Publication : Genome biology and evolution

Phylogenomic data support a seventh order of Methylotrophic methanogens and provide insights into the evolution of Methanogenesis

Scientific Fields
Diseases
Organisms
Applications
Technique

Published in Genome biology and evolution - 01 Jan 2013

Borrel G, O'Toole PW, Harris HM, Peyret P, Brugère JF, Gribaldo S

Link to Pubmed [PMID] – 23985970

Genome Biol Evol 2013;5(10):1769-80
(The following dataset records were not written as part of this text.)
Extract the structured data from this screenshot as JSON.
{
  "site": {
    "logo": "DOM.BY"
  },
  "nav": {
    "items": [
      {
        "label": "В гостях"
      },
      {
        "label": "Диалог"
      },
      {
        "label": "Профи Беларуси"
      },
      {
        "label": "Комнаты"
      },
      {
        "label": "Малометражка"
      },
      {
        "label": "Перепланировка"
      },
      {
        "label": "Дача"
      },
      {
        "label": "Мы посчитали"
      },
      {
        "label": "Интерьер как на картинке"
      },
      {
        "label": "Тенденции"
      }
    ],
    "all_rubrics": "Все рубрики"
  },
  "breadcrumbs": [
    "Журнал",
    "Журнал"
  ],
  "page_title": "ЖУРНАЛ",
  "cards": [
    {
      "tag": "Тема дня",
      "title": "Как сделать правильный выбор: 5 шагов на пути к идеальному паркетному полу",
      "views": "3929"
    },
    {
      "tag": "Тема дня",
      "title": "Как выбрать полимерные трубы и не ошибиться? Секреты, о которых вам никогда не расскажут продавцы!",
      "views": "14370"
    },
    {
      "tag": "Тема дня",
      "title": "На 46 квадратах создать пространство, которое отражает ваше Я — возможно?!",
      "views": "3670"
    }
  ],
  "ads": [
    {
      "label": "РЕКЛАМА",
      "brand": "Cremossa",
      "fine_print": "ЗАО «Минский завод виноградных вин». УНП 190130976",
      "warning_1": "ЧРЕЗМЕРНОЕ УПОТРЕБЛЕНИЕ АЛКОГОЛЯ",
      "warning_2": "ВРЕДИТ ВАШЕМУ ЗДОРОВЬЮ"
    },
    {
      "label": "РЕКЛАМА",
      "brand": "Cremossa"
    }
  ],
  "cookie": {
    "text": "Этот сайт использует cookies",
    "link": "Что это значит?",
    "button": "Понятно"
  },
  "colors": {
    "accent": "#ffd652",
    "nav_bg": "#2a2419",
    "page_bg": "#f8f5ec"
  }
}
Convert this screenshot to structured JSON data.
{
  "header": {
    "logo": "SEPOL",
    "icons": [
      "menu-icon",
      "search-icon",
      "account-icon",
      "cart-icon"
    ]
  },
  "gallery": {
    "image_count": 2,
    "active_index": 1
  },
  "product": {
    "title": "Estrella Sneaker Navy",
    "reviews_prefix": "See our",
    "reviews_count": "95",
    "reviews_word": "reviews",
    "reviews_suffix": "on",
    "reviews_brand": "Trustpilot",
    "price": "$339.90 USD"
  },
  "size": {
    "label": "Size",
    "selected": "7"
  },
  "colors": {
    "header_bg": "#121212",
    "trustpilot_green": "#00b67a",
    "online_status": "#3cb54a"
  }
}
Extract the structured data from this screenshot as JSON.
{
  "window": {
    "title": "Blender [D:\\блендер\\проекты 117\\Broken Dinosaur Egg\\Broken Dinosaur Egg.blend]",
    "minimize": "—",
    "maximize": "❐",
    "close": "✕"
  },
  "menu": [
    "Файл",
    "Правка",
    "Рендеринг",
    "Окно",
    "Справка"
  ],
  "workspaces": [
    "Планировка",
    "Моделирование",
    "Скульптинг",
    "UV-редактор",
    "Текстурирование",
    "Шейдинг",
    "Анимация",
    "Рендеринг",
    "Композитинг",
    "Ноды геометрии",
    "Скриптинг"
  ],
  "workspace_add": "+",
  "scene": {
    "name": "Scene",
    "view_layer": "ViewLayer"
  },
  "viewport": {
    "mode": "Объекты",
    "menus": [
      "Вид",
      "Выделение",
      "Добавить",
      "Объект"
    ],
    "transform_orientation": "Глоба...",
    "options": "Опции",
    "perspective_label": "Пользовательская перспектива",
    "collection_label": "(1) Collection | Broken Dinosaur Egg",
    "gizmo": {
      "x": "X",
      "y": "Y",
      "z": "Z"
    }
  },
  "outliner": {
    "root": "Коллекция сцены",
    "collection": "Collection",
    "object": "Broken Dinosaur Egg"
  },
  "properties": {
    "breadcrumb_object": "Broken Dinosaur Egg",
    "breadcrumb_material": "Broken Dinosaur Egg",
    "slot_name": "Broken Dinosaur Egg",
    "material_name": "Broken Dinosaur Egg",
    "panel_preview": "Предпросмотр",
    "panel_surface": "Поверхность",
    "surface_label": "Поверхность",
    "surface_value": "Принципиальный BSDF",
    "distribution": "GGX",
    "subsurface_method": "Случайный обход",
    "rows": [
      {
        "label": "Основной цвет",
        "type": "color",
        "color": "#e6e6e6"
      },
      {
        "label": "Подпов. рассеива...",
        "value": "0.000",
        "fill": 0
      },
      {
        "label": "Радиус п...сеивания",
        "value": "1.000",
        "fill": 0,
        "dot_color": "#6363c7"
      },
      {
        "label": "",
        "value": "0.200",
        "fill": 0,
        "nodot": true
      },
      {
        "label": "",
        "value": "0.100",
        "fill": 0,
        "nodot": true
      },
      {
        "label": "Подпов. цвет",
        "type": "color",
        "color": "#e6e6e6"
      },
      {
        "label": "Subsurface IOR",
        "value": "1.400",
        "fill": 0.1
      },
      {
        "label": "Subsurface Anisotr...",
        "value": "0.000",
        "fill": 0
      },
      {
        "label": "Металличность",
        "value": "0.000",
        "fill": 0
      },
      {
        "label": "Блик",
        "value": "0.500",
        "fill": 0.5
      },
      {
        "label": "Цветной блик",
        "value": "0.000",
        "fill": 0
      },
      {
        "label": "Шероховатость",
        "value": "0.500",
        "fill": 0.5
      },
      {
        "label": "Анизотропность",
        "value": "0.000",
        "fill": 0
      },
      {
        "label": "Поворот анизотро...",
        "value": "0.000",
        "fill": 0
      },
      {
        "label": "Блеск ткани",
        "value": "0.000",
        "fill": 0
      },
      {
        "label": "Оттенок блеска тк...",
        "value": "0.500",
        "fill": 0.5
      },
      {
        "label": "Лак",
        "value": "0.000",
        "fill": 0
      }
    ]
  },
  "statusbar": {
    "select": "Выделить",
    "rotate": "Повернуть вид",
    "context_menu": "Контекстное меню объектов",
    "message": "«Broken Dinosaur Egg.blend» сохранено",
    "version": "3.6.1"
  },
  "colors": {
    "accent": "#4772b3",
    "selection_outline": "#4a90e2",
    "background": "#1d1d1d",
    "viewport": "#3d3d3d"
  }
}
Increasing evidence from sequence data from various environments, including the human gut, suggests the existence of a previously unknown putative seventh order of methanogens. The first genomic data from members of this lineage, Methanomassiliicoccus luminyensis and “Candidatus Methanomethylophilus alvus,” provide insights into its evolutionary history and metabolic features. Phylogenetic analysis of ribosomal proteins robustly indicates a monophyletic group independent of any previously known methanogenic order, which shares ancestry with the Marine Benthic Group D, the Marine Group II, the DHVE2 group, and the Thermoplasmatales. This phylogenetic position, along with the analysis of enzymes involved in core methanogenesis, strengthens a single ancient origin of methanogenesis in the Euryarchaeota and indicates further multiple independent losses of this metabolism in nonmethanogenic lineages than previously suggested. Genomic analysis revealed an unprecedented loss of the genes coding for the first six steps of methanogenesis from H₂/CO₂ and the oxidative part of methylotrophic methanogenesis, consistent with the fact that M. luminyensis and “Ca. M. alvus” are obligate H₂-dependent methylotrophic methanogens. Genomic data also suggest that these methanogens may use a large panel of methylated compounds. Phylogenetic analysis including homologs retrieved from environmental samples indicates that methylotrophic methanogenesis (regardless of dependency on H₂) is not restricted to gut representatives but may be an ancestral characteristic of the whole order, and possibly also of ancient origin in the Euryarchaeota. 16S rRNA and McrA trees show that this new order of methanogens is very diverse and occupies environments highly relevant for methane production, therefore representing a key lineage to fully understand the diversity and evolution of methanogenesis.

http://www.ncbi.nlm.nih.gov/pubmed/23985970